Whether you’re working or still in college, it can be difficult to explore a variety of career paths. Not everyone has the time or opportunity to shadow an employee or intern for a summer at their dream company. Informational interviews allow you to learn more about a potential career and what others have experienced in the field.

Throughout the informational interview, usually lasting about 30 minutes to an hour, job seekers or college students can ask questions about someone’s career or experience at a company they are interested in, and seek their advice on how to best navigate the recruiting process. Informational interviews provide an opportunity to build your network, and may potentially lead to an internship or a full time job offer in the future. 

This past year, I conducted around 10 informational interviews with alums of my college to learn more about their careers in Marketing. I really enjoyed hearing their individual stories and experiences, and greatly appreciated all of the thoughtful advice I received. The most difficult, but also most important, part of an informational interview can be the preparation. Showing up prepared demonstrates your organization and commitment to use your interviewee’s time wisely. Below are the steps I’ve followed over and over to continually be prepared for any informational interview. 

Step 1: Identify friends, family, or alums of your university who currently work or have experience in these industries

Take a look on LinkedIn and search for connections you have within the industry you are interested in exploring. Search for companies that you’d love to have a job at one day, and connect with one of their employees. Additionally, speak with your career services office and see what alumni work in this industry. They usually can provide you with an email address, which can help increase the likelihood of someone responding to your message. 

If you’re still in college, ask professors in your major to see if any of their past students now work in the industry you’re interested in. Make a list of four or five contacts that you want to request an informational interview with. 

Step 2: Reach out via email or Linkedin

Write a brief message to your contact sharing a little about yourself, your career interests, and why you are interested in connecting with them. This information will help them know if they are able to give you advice based on their past career experience. 

Some things to include:

  • A snippet about your major, college, work experience, and career interests
  • Why you are interested in speaking with them & how you are connected with them
  • A request for a short, informational interview

Your message could look something like this:

Hi [Interviewee’s Name],

I’m a [title] for [company] (or I am a [Class Year] at _______ College/University studying [Area of Study]), and am interested in pursuing a career in (insert industry). Through (insert how you found their information/how you know of them), I found that you work with [Company Name]. I would love to have a brief conversation with you to learn about your experience with [Company Name] and your career plans after you graduated from _______ College/University. Would you be willing to schedule an informational phone call with me? 

Thank you very much for considering my request and I look forward to hearing back from you.

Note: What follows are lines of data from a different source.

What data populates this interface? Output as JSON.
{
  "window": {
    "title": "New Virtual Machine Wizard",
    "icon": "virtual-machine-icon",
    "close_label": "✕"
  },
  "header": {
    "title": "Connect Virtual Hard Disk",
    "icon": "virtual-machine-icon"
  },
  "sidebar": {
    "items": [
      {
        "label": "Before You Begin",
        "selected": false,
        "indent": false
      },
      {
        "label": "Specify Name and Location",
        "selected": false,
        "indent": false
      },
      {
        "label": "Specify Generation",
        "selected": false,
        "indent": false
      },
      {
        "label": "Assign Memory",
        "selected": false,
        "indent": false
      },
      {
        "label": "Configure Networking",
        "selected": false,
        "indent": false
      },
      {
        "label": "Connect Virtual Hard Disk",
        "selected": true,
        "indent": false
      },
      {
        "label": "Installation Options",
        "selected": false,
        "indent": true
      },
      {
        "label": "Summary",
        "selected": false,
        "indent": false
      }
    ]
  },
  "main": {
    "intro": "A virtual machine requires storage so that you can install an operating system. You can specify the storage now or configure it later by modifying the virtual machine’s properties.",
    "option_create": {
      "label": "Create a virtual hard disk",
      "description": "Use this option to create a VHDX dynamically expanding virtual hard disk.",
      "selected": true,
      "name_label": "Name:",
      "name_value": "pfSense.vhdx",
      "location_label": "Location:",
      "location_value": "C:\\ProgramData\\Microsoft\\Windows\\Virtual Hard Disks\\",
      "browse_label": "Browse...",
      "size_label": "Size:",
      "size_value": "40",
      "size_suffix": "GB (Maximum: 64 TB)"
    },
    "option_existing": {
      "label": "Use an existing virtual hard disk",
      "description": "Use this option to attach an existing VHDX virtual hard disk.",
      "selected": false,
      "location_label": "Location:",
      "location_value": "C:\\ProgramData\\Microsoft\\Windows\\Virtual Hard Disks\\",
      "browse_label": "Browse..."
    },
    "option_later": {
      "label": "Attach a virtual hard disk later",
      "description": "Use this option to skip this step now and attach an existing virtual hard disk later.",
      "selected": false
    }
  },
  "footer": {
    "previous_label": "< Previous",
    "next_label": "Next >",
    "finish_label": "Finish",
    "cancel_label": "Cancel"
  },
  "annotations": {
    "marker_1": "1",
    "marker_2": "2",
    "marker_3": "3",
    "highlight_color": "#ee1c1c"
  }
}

Best Regards,

[Your Name]

Also read: 5 LinkedIn Updates To Make Before You Apply for the Job

Step 3: Formulate a list of questions

Hopefully they’ve accepted your request and you’ve set up a time to chat. Before hopping on the phone, formulate a list of questions that you want to ask during the interview. Having questions prepared demonstrate to your interviewee that you are taking the conversation seriously and took the time to create thoughtful questions. 

It may be helpful to email your questions to the interviewee beforehand so they can think about their responses. Below are some suggestions, but make sure to cater them to your particular interests and potential career. 

  • What does your work look like on a day to day basis?
  • What opportunities are there for growth? 
  • What are your main responsibilities? 
  • How did you navigate your career path post-grad?
  • How did you decide to pursue a career in _____?
  • What skills are important to develop for this career while in college?

Step 4: Create a 30-second elevator pitch

Even though you initiated the informational interview, the person you are connecting with will most likely want to learn about your studies, past experiences, interests, and skills. Prepare a short summary of relevant details to share with your contact in the interview. For example, you may share your past internship experience, or talk about a recent organization you joined on campus.

Step 5: Stay in touch post-interview

After you’ve finished your interview, make sure to thank whoever you interviewed for their time and keep them updated on how their advice has assisted you throughout your internship or job search. Lastly, connect with them on Linkedin if you’re not already.

Also read: How to Write a Thank You or Follow Up Email After an Interview 

Conducting an informational interview is a great way to explore potential careers, practice your networking skills, and expand your professional connections. Reaching out for an informational interview can be daunting, but knowing you’re prepared will ensure that the conversation goes smoothly. Keep us updated on how your next informational interview goes!